While the children were having all their needs met and rights restored, the Horizon team broadened their focus to Vicenta. Regular connections with her through visits to the Micro Community enabled them to maintain and build their relationship. Vicenta has received resources for both parenting and life skills, working toward the goal of one day reunifying her with her children. Even though the Gonzalez children needed rescue from the scarcity in which they lived, true restoration and empowerment is achieved when the whole family is empowered to live together again, with access to food, safe shelter, and livelihood opportunities. 

A key element needed for the Gonzalez’s reunification was proper housing. Without a home to call her own, Vicenta would not be able to care for her children. 

That’s where Habitat for Humanity comes in.  

Habitat for Humanity and Horizon have partnered to build a house for Vicenta to welcome her children home again — because poverty should never be a reason for family separation. In December, Vicenta was presented with her brand-new home: a three-bedroom concrete house, with the space and appliances needed to hold the entire family. 

Dona Vicenta, right, with her daughter Rosa, left, at the presentation of their new home.

With the oldest two children now more equipped to support the family through training in cosmetology and barber school, it won’t be long before they’re together again. Combining the empowerment of the children with the ongoing support of our team in Guatemala, the prospects for a healthy family reintegration are good.

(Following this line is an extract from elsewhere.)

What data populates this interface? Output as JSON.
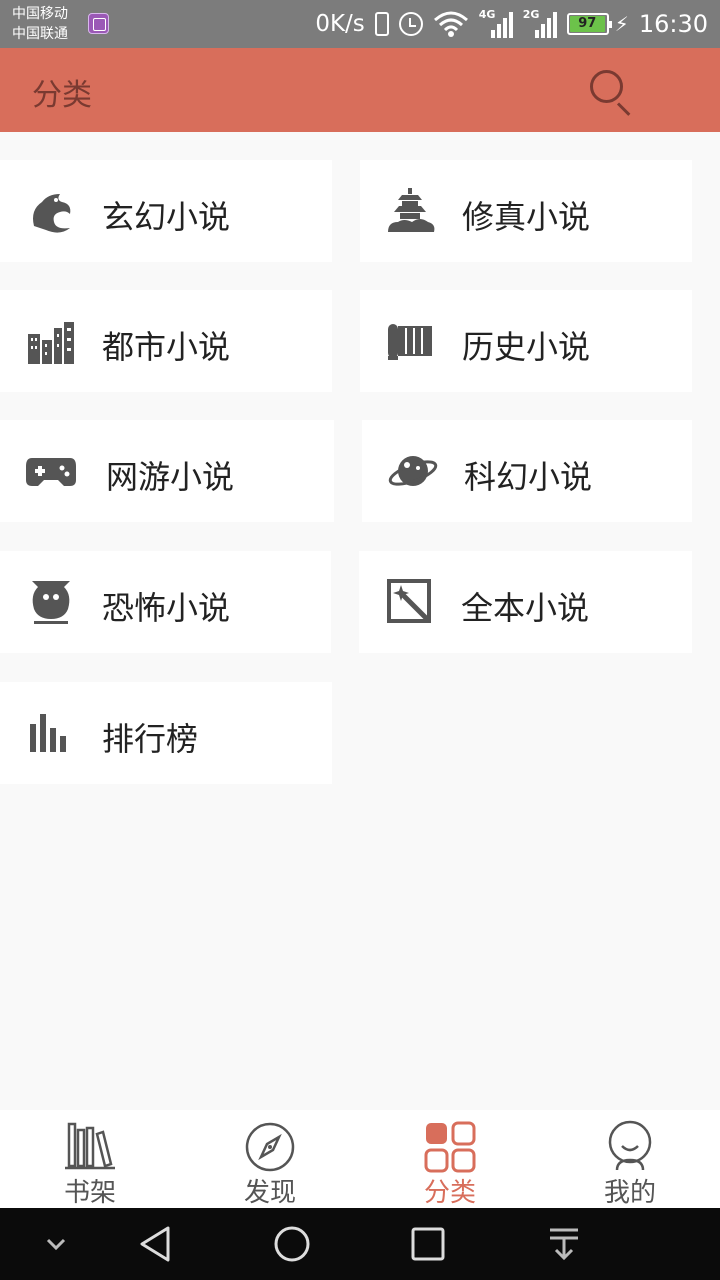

The Gonzalez family is living out the cycle of Rescue, Restoration, and Empowerment in such a tangible, beautiful way – a family in need of help, restored to wholeness. 

The Gonzalez family home’s construction is only part of the work to be done in Habitat and Horizon’s partnership, which is dedicated to providing more decent housing for families in eastern Guatemala, paving the way for more families like this one to live together once again. 

Rosa and her mom, Vicenta, in front of their new home.